Starring the voices of Amy Poehler, Phyllis Smith, Bill Hader, Lewis Black, Mindy Kaling, Richard Kind, Kaitlyn Dias, Diane Lane, Kyle MacLachlan. Directed by Pete Docter. (2015, 95 min).
There was a stretch of time when I was starting to wonder if Pixar had finally lost its mojo. They’ve never made anything flat-out terrible, but Cars 2, Brave and Monsters University were kind-of underwhelming. And while Toy Story 3 was admittedly wonderful, you'd have to go all the way back to 2009’s Up for a Pixar film with the distinctive originality and imagination we’ve come to expect.
Which is what makes Inside Out such a wonderful surprise, for me at least. I skipped seeing it in theaters because it looked like just another animated movie produced by what was fast-becoming just another studio. How wrong I was.
The prologue alone is more creative and captivating than anything in Pixar’s last three movies combined, and it only gets better from there. The concept, in which 11-year-old Riley’s five basic emotions (joy, fear, anger, sadness, disgust) are personified in her mind, allows limitless creative possibilities. Because at least two-thirds of the film takes place in Riley’s head, the writers, directors and animators allow their imaginations to run wild, making this the most visually-arresting Pixar movie since WALL-E.
But Inside Out isn’t just a feast for the eyes. The story itself is compelling and clever, with well-rounded characters both inside and outside Riley’s head, all perfectly voiced by an impressive cast (with Lewis Black as Anger being kind-of a no-brainer). And like the best Pixar films, Inside Out runs the emotional gamut, managing to be, by turns, funny, suspenseful, tragic, suspenseful, rousing and ultimately heartwarming.

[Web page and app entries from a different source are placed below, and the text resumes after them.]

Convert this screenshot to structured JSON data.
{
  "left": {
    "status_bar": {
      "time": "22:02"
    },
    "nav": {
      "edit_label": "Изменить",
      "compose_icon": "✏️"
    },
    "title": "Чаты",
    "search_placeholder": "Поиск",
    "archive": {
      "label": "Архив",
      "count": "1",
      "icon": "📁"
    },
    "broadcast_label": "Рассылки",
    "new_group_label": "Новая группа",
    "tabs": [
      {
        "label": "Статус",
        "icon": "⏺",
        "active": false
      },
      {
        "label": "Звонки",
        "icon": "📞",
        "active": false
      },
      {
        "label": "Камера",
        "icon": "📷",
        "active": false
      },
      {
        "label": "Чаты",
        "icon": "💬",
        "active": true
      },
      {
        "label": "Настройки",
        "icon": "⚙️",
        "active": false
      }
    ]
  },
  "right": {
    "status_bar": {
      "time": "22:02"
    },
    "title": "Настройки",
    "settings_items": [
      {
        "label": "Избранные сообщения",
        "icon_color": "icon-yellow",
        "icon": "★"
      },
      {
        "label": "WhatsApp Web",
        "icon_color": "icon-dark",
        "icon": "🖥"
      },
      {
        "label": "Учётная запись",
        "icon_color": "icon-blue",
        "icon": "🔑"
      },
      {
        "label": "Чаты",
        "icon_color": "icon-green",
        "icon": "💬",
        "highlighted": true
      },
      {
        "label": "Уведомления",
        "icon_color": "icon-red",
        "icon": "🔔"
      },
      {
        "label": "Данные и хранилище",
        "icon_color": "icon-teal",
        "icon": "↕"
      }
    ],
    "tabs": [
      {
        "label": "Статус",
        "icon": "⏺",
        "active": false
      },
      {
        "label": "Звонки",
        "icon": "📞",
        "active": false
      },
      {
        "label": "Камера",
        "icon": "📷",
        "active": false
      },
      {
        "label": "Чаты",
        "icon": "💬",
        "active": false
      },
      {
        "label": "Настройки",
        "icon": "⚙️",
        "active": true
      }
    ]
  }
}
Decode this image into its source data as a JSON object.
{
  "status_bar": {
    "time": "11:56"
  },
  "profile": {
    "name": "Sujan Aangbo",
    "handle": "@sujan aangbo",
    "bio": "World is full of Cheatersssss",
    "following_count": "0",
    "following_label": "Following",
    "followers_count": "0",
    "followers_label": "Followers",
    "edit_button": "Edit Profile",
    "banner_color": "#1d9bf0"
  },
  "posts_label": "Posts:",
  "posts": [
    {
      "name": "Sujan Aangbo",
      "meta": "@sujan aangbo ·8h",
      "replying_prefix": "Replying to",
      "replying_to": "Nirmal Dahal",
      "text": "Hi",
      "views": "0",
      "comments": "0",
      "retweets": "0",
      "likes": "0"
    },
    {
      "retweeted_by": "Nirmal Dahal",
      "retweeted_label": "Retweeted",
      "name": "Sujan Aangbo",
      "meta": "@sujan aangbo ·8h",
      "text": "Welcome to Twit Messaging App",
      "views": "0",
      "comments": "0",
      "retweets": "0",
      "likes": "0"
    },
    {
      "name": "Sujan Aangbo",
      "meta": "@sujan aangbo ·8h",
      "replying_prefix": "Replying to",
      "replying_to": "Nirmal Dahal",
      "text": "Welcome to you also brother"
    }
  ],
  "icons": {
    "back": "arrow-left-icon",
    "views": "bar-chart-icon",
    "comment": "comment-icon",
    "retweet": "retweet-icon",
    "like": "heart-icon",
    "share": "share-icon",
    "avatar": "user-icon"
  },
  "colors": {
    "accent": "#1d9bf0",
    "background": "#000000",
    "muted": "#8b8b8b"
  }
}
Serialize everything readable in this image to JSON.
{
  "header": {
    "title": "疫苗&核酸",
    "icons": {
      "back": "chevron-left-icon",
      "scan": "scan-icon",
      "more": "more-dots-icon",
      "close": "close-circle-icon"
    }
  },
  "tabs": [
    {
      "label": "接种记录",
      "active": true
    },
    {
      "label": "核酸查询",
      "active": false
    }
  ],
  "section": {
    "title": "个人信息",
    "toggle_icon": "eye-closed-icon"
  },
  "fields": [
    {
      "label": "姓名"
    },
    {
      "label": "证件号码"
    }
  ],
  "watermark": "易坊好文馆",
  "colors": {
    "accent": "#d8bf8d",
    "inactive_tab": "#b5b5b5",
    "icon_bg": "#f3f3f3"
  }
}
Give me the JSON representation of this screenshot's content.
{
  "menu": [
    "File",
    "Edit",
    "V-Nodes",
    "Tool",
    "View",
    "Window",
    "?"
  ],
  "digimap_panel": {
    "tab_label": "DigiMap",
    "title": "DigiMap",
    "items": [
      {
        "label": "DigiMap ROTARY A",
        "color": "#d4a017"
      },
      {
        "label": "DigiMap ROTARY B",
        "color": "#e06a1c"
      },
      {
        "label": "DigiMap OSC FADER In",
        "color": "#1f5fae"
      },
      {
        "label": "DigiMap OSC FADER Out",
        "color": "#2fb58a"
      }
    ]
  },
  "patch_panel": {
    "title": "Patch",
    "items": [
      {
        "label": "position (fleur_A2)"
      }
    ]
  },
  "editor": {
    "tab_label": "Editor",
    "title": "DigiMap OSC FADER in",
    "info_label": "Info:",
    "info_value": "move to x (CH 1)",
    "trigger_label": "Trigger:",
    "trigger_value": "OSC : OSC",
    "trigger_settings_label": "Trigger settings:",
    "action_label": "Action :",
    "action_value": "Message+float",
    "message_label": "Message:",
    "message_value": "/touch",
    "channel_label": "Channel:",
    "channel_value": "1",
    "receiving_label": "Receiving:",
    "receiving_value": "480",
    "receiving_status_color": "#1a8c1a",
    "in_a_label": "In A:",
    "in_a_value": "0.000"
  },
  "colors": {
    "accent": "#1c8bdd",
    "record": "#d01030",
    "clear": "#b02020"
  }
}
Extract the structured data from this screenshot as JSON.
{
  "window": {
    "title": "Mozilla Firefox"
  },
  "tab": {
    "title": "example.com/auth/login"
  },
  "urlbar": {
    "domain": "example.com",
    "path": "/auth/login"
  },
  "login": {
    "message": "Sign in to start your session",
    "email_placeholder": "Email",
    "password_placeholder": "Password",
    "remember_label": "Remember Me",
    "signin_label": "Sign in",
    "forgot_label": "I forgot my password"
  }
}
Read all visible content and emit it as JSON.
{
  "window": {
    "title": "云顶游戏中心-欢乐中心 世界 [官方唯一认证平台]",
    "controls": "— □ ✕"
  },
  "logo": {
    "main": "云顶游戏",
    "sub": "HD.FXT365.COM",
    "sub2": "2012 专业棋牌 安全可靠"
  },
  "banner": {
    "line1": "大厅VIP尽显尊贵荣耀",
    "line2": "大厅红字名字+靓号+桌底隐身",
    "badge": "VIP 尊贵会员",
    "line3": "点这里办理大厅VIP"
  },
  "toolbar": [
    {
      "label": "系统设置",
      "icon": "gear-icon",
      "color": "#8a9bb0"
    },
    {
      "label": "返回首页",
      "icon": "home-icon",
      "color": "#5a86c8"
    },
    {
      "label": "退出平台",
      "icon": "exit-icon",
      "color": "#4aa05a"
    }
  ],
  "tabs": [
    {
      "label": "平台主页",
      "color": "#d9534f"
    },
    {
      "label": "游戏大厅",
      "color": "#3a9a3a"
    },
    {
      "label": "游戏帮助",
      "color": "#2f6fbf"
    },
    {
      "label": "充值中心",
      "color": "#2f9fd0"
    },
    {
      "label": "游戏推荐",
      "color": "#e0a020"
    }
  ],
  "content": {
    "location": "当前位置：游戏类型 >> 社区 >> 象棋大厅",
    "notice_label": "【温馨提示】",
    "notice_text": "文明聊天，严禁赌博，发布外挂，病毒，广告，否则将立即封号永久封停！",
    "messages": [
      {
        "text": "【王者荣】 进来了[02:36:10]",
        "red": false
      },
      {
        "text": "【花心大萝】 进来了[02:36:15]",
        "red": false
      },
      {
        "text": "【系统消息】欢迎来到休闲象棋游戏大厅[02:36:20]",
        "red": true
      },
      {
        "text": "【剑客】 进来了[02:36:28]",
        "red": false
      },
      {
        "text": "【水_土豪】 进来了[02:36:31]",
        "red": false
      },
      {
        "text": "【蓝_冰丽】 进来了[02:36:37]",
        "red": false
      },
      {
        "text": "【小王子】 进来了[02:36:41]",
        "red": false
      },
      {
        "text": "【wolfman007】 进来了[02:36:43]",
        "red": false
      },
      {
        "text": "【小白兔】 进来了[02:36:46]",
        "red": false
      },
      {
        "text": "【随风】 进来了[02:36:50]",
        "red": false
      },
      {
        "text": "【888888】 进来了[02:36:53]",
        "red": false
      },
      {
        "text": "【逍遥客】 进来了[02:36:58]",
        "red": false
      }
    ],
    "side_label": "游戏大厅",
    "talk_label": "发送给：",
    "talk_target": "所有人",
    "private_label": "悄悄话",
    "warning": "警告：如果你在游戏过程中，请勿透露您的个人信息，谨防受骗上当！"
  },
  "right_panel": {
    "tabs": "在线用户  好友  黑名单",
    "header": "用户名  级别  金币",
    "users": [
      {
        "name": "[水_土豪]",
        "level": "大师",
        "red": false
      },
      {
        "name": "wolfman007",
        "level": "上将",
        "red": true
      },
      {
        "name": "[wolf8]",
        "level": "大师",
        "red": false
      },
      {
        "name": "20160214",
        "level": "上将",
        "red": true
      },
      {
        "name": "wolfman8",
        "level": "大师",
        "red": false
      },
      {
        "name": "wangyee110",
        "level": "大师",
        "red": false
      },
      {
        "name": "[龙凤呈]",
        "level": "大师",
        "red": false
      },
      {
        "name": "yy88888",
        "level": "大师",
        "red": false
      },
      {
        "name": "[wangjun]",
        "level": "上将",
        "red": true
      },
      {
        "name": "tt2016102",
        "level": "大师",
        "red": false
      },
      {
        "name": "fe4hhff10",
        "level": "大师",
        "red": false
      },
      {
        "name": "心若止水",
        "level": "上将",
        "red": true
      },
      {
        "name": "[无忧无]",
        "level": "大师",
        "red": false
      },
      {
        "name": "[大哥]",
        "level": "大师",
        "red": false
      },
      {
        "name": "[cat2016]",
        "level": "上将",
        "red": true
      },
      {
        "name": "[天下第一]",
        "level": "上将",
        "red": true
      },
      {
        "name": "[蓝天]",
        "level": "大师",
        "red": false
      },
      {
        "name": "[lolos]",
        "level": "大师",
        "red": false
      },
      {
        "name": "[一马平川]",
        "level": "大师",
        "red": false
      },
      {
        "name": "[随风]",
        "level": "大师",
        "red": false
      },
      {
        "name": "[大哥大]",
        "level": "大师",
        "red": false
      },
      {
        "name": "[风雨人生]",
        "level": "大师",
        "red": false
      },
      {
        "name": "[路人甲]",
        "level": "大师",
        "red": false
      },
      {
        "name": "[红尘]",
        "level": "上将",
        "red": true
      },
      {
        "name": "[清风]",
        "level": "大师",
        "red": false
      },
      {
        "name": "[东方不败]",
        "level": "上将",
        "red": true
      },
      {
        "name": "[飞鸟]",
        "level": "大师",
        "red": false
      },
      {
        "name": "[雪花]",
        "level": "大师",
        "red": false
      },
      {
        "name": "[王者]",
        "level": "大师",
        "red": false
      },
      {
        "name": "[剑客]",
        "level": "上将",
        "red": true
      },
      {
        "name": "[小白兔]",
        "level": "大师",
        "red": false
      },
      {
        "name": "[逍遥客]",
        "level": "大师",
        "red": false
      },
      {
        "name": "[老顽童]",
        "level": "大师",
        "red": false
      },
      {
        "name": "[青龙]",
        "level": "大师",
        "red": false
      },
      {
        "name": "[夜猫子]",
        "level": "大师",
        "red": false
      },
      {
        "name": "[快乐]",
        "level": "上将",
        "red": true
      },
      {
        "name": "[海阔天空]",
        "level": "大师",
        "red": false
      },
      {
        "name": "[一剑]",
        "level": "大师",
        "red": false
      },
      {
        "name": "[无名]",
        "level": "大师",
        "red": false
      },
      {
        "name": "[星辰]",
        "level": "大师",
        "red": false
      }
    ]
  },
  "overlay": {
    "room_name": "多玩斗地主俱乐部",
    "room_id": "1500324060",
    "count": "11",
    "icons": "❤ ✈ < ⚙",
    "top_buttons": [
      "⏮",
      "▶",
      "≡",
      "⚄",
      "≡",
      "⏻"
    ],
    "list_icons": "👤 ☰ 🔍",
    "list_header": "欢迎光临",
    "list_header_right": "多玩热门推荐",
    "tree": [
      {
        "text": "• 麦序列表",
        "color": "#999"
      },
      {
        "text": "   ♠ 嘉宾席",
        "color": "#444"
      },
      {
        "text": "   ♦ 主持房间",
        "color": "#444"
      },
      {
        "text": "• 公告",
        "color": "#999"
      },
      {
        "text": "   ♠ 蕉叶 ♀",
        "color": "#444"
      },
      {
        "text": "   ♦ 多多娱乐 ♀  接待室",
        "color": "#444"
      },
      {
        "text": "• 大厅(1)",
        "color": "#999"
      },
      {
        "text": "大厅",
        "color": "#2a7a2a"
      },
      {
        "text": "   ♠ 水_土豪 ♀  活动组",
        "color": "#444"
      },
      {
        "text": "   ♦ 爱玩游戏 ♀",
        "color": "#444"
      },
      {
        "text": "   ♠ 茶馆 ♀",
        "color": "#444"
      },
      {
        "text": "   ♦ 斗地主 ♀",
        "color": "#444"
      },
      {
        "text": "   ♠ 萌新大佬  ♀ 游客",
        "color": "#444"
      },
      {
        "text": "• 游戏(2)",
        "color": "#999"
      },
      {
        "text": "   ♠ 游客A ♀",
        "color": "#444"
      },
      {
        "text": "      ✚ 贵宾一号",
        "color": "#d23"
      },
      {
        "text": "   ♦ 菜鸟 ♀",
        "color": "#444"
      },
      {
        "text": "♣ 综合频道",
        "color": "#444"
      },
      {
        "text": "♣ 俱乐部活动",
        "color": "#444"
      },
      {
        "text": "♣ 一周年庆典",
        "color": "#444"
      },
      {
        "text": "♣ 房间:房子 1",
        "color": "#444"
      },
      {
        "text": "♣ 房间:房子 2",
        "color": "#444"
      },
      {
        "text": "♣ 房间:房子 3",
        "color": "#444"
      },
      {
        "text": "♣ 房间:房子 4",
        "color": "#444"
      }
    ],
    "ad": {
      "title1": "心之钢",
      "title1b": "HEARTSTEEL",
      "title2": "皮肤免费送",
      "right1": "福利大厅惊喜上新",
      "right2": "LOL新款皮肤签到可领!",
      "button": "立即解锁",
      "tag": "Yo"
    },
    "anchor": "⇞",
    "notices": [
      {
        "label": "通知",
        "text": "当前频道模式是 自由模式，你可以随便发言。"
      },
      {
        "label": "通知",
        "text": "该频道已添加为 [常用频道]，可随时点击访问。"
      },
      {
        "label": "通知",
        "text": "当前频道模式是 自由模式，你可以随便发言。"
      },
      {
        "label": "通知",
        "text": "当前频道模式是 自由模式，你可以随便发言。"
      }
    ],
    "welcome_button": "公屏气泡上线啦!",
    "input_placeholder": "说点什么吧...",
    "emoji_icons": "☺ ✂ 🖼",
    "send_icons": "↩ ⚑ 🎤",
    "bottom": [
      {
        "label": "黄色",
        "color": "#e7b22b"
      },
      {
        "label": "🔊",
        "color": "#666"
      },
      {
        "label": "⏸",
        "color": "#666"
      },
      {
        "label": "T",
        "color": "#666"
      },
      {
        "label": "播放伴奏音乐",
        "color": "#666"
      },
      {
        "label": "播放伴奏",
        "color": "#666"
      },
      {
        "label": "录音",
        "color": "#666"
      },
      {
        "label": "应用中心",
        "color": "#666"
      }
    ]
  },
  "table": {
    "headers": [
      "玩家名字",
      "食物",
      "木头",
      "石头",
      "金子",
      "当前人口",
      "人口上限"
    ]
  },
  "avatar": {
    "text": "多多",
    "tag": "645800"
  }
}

This is a Pixar I know and love, and Inside Out is easily their best film in nearly a decade, as visually and narratively original as some of their undisputed classics. Unless Pixar’s own upcoming The Good Dinosaur turns out to be nothing less than an out-of-body experience, I can’t imagine Inside Out not taking home an Oscar this year for Best Animated film.
Disc 1 (accompanying the film)
- Audio Commentary by director Pete Docter, co-director Ronnie Del Carmen & director of photography Patrick Lin
- 2 Animated Shorts: “Lava,” which played with Inside Out in theaters; “Riley’s First Date?”, a brand new short featuring the same characters (it’s hilarious and includes the best use of an AC/DC song ever)
- “Paths to Pixar: The Women of Inside Out”: Comments and anecdotes from many of the women involving in making the film
- “Mixed Emotions”: The directors consult real-life experts about how the mind works regarding the emotions characterized in the film
Disc 2 (additional bonus features)
- “Story of the Story”: Several members of the cast & crew discuss the creation of the story
- “Mapping the Mind”: The directors, production designer Ralph Eggleston & producer Jonas Riveras talk about how they decided to depict various part of the brain’s memory
- “Into the Unknown: The Sound of Inside Out” & “The Misunderstood Art of Animation Film Editing”: 2 postproduction featurettes regarding the sound effects and editing process
- “Our Dads, the Filmmakers”: Featuring the kids of director Docter & composer Michael Giacchino
- “Mind Candy”: a very amusing series of short sketches featuring the emotion characters
- Deleted storyboarded scenes
- 3 Trailers, one in Japanese
- DVD (a code for a digital copy is also included)